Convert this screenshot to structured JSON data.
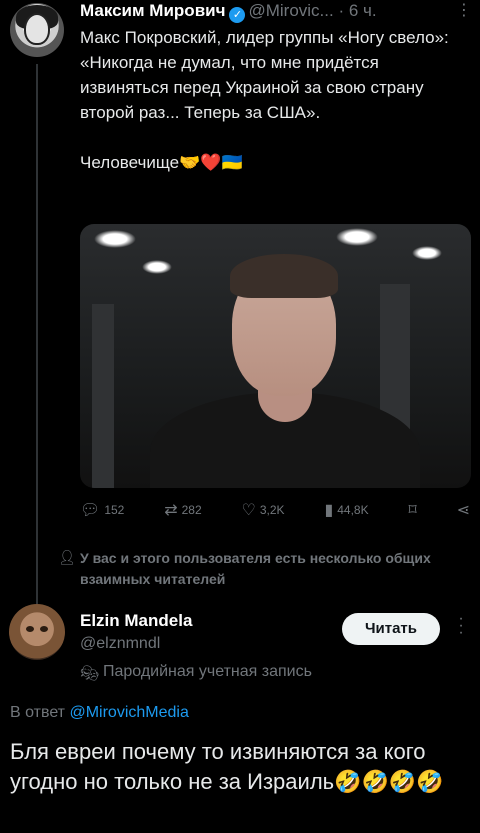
{
  "tweet": {
    "author_name": "Максим Мирович",
    "author_handle": "@Mirovic...",
    "time": "· 6 ч.",
    "text": "Макс Покровский, лидер группы «Ногу свело»:\n«Никогда не думал, что мне придётся извиняться перед Украиной за свою страну второй раз... Теперь за США».\n\nЧеловечище🤝❤️🇺🇦",
    "stats": {
      "replies": "152",
      "reposts": "282",
      "likes": "3,2K",
      "views": "44,8K"
    }
  },
  "mutual_notice": "У вас и этого пользователя есть несколько общих взаимных читателей",
  "reply": {
    "author_name": "Elzin Mandela",
    "author_handle": "@elznmndl",
    "follow_label": "Читать",
    "parody_label": "Пародийная учетная запись",
    "reply_to_prefix": "В ответ",
    "reply_to_handle": "@MirovichMedia",
    "text": "Бля евреи почему то извиняются за кого угодно но только не за Израиль🤣🤣🤣🤣"
  },
  "colors": {
    "background": "#000000",
    "text": "#e7e9ea",
    "muted": "#71767b",
    "accent": "#1d9bf0"
  },
  "icons": [
    "verified-icon",
    "more-icon",
    "reply-icon",
    "repost-icon",
    "like-icon",
    "views-icon",
    "bookmark-icon",
    "share-icon",
    "user-icon",
    "parody-mask-icon"
  ]
}
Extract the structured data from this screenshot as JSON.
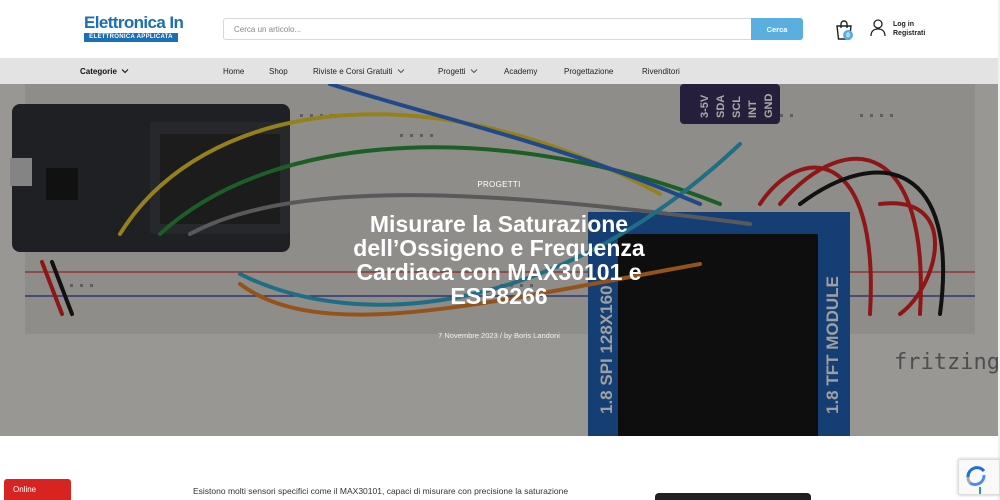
{
  "header": {
    "logo_title": "Elettronica In",
    "logo_subtitle": "ELETTRONICA APPLICATA",
    "search_placeholder": "Cerca un articolo...",
    "search_button": "Cerca",
    "cart_count": "0",
    "login_line1": "Log in",
    "login_line2": "Registrati"
  },
  "nav": {
    "categories_label": "Categorie",
    "items": [
      {
        "label": "Home"
      },
      {
        "label": "Shop"
      },
      {
        "label": "Riviste e Corsi Gratuiti"
      },
      {
        "label": "Progetti"
      },
      {
        "label": "Academy"
      },
      {
        "label": "Progettazione"
      },
      {
        "label": "Rivenditori"
      }
    ]
  },
  "hero": {
    "category": "PROGETTI",
    "title": "Misurare la Saturazione dell’Ossigeno e Frequenza Cardiaca con MAX30101 e ESP8266",
    "meta": "7 Novembre 2023 / by Boris Landoni",
    "image_labels": {
      "spi": "1.8 SPI 128X160",
      "tft": "1.8 TFT MODULE",
      "fritzing": "fritzing",
      "pins": [
        "3-5V",
        "SDA",
        "SCL",
        "INT",
        "GND"
      ]
    }
  },
  "body": {
    "intro": "Esistono molti sensori specifici come il MAX30101, capaci di misurare con precisione la saturazione"
  },
  "chat": {
    "label": "Online"
  },
  "colors": {
    "brand_blue": "#1a6fb7",
    "accent_blue": "#5aaee0",
    "chat_red": "#d82421"
  }
}
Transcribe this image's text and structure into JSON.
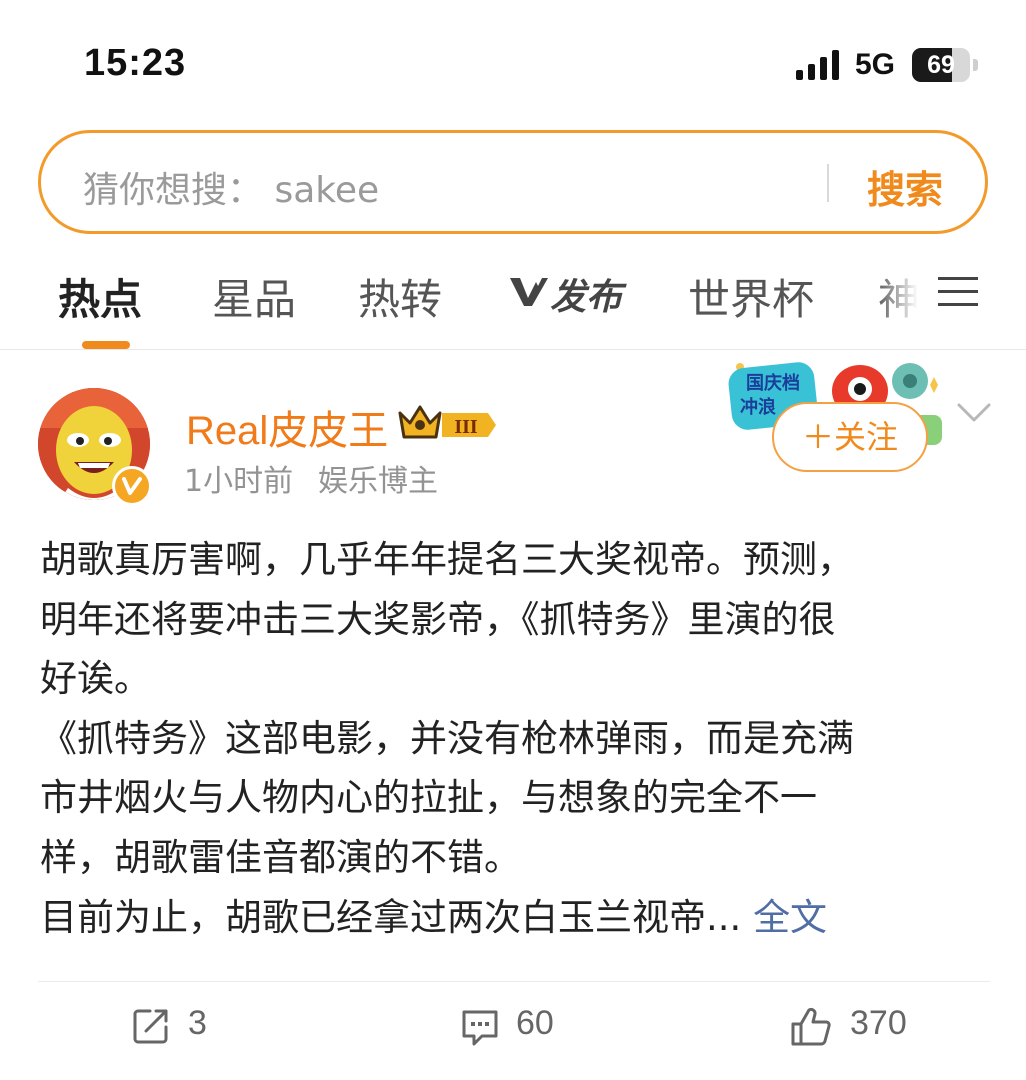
{
  "status_bar": {
    "time": "15:23",
    "network": "5G",
    "battery": "69",
    "battery_level": 0.69
  },
  "search": {
    "placeholder": "猜你想搜：  sakee",
    "button_label": "搜索"
  },
  "tabs": [
    {
      "label": "热点",
      "active": true
    },
    {
      "label": "星品"
    },
    {
      "label": "热转"
    },
    {
      "label": "发布",
      "icon": "v-logo-icon"
    },
    {
      "label": "世界杯"
    },
    {
      "label": "神"
    }
  ],
  "post": {
    "author": "Real皮皮王",
    "level_badge": "III",
    "time": "1小时前",
    "source": "娱乐博主",
    "follow_label": "＋关注",
    "promo_text": [
      "国庆档",
      "冲浪"
    ],
    "body_lines": [
      "胡歌真厉害啊，几乎年年提名三大奖视帝。预测，",
      "明年还将要冲击三大奖影帝，《抓特务》里演的很",
      "好诶。",
      "《抓特务》这部电影，并没有枪林弹雨，而是充满",
      "市井烟火与人物内心的拉扯，与想象的完全不一",
      "样，胡歌雷佳音都演的不错。",
      "目前为止，胡歌已经拿过两次白玉兰视帝..."
    ],
    "read_more": "全文",
    "actions": {
      "repost_count": "3",
      "comment_count": "60",
      "like_count": "370"
    }
  },
  "colors": {
    "accent": "#f08a1c",
    "link": "#506ea5",
    "search_border": "#f39a2b"
  }
}
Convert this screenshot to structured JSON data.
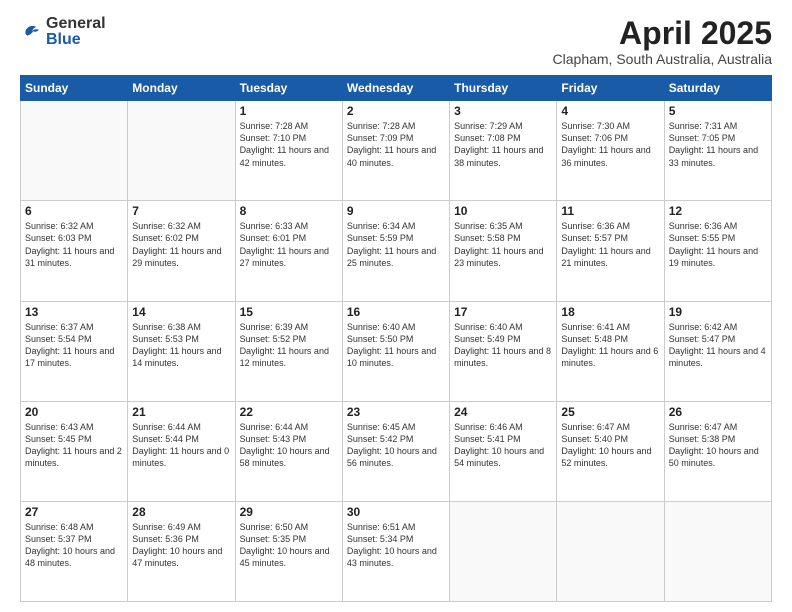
{
  "header": {
    "logo_general": "General",
    "logo_blue": "Blue",
    "month_title": "April 2025",
    "location": "Clapham, South Australia, Australia"
  },
  "days_of_week": [
    "Sunday",
    "Monday",
    "Tuesday",
    "Wednesday",
    "Thursday",
    "Friday",
    "Saturday"
  ],
  "weeks": [
    [
      null,
      null,
      {
        "day": 1,
        "sunrise": "7:28 AM",
        "sunset": "7:10 PM",
        "daylight": "11 hours and 42 minutes."
      },
      {
        "day": 2,
        "sunrise": "7:28 AM",
        "sunset": "7:09 PM",
        "daylight": "11 hours and 40 minutes."
      },
      {
        "day": 3,
        "sunrise": "7:29 AM",
        "sunset": "7:08 PM",
        "daylight": "11 hours and 38 minutes."
      },
      {
        "day": 4,
        "sunrise": "7:30 AM",
        "sunset": "7:06 PM",
        "daylight": "11 hours and 36 minutes."
      },
      {
        "day": 5,
        "sunrise": "7:31 AM",
        "sunset": "7:05 PM",
        "daylight": "11 hours and 33 minutes."
      }
    ],
    [
      {
        "day": 6,
        "sunrise": "6:32 AM",
        "sunset": "6:03 PM",
        "daylight": "11 hours and 31 minutes."
      },
      {
        "day": 7,
        "sunrise": "6:32 AM",
        "sunset": "6:02 PM",
        "daylight": "11 hours and 29 minutes."
      },
      {
        "day": 8,
        "sunrise": "6:33 AM",
        "sunset": "6:01 PM",
        "daylight": "11 hours and 27 minutes."
      },
      {
        "day": 9,
        "sunrise": "6:34 AM",
        "sunset": "5:59 PM",
        "daylight": "11 hours and 25 minutes."
      },
      {
        "day": 10,
        "sunrise": "6:35 AM",
        "sunset": "5:58 PM",
        "daylight": "11 hours and 23 minutes."
      },
      {
        "day": 11,
        "sunrise": "6:36 AM",
        "sunset": "5:57 PM",
        "daylight": "11 hours and 21 minutes."
      },
      {
        "day": 12,
        "sunrise": "6:36 AM",
        "sunset": "5:55 PM",
        "daylight": "11 hours and 19 minutes."
      }
    ],
    [
      {
        "day": 13,
        "sunrise": "6:37 AM",
        "sunset": "5:54 PM",
        "daylight": "11 hours and 17 minutes."
      },
      {
        "day": 14,
        "sunrise": "6:38 AM",
        "sunset": "5:53 PM",
        "daylight": "11 hours and 14 minutes."
      },
      {
        "day": 15,
        "sunrise": "6:39 AM",
        "sunset": "5:52 PM",
        "daylight": "11 hours and 12 minutes."
      },
      {
        "day": 16,
        "sunrise": "6:40 AM",
        "sunset": "5:50 PM",
        "daylight": "11 hours and 10 minutes."
      },
      {
        "day": 17,
        "sunrise": "6:40 AM",
        "sunset": "5:49 PM",
        "daylight": "11 hours and 8 minutes."
      },
      {
        "day": 18,
        "sunrise": "6:41 AM",
        "sunset": "5:48 PM",
        "daylight": "11 hours and 6 minutes."
      },
      {
        "day": 19,
        "sunrise": "6:42 AM",
        "sunset": "5:47 PM",
        "daylight": "11 hours and 4 minutes."
      }
    ],
    [
      {
        "day": 20,
        "sunrise": "6:43 AM",
        "sunset": "5:45 PM",
        "daylight": "11 hours and 2 minutes."
      },
      {
        "day": 21,
        "sunrise": "6:44 AM",
        "sunset": "5:44 PM",
        "daylight": "11 hours and 0 minutes."
      },
      {
        "day": 22,
        "sunrise": "6:44 AM",
        "sunset": "5:43 PM",
        "daylight": "10 hours and 58 minutes."
      },
      {
        "day": 23,
        "sunrise": "6:45 AM",
        "sunset": "5:42 PM",
        "daylight": "10 hours and 56 minutes."
      },
      {
        "day": 24,
        "sunrise": "6:46 AM",
        "sunset": "5:41 PM",
        "daylight": "10 hours and 54 minutes."
      },
      {
        "day": 25,
        "sunrise": "6:47 AM",
        "sunset": "5:40 PM",
        "daylight": "10 hours and 52 minutes."
      },
      {
        "day": 26,
        "sunrise": "6:47 AM",
        "sunset": "5:38 PM",
        "daylight": "10 hours and 50 minutes."
      }
    ],
    [
      {
        "day": 27,
        "sunrise": "6:48 AM",
        "sunset": "5:37 PM",
        "daylight": "10 hours and 48 minutes."
      },
      {
        "day": 28,
        "sunrise": "6:49 AM",
        "sunset": "5:36 PM",
        "daylight": "10 hours and 47 minutes."
      },
      {
        "day": 29,
        "sunrise": "6:50 AM",
        "sunset": "5:35 PM",
        "daylight": "10 hours and 45 minutes."
      },
      {
        "day": 30,
        "sunrise": "6:51 AM",
        "sunset": "5:34 PM",
        "daylight": "10 hours and 43 minutes."
      },
      null,
      null,
      null
    ]
  ],
  "labels": {
    "sunrise": "Sunrise:",
    "sunset": "Sunset:",
    "daylight": "Daylight:"
  }
}
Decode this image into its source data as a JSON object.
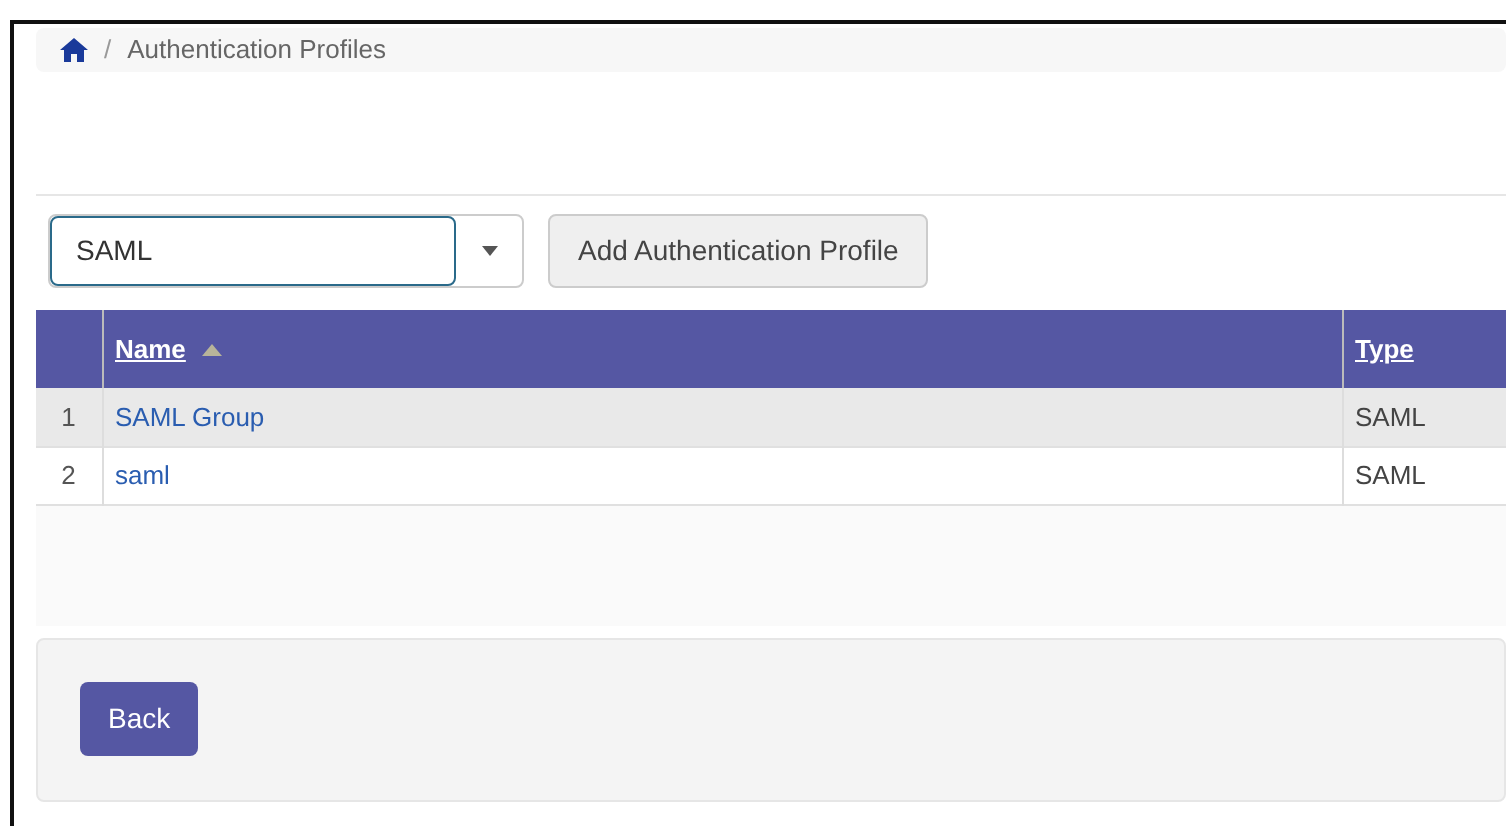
{
  "breadcrumb": {
    "separator": "/",
    "current": "Authentication Profiles"
  },
  "filter": {
    "value": "SAML"
  },
  "add_button": "Add Authentication Profile",
  "table": {
    "columns": [
      "Name",
      "Type"
    ],
    "rows": [
      {
        "number": "1",
        "name": "SAML Group",
        "type": "SAML"
      },
      {
        "number": "2",
        "name": "saml",
        "type": "SAML"
      }
    ]
  },
  "back_button": "Back"
}
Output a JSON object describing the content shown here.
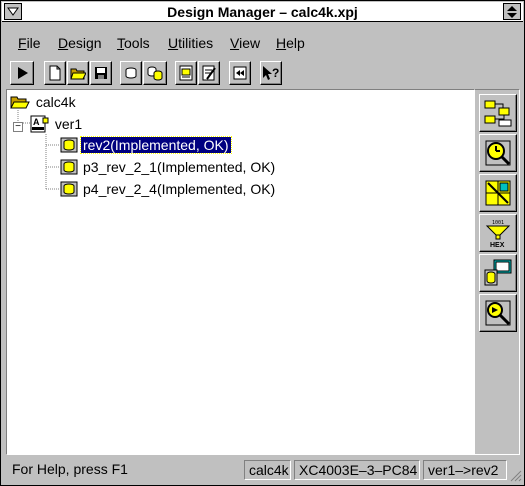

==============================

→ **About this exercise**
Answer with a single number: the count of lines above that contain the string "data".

→ **Task output**
4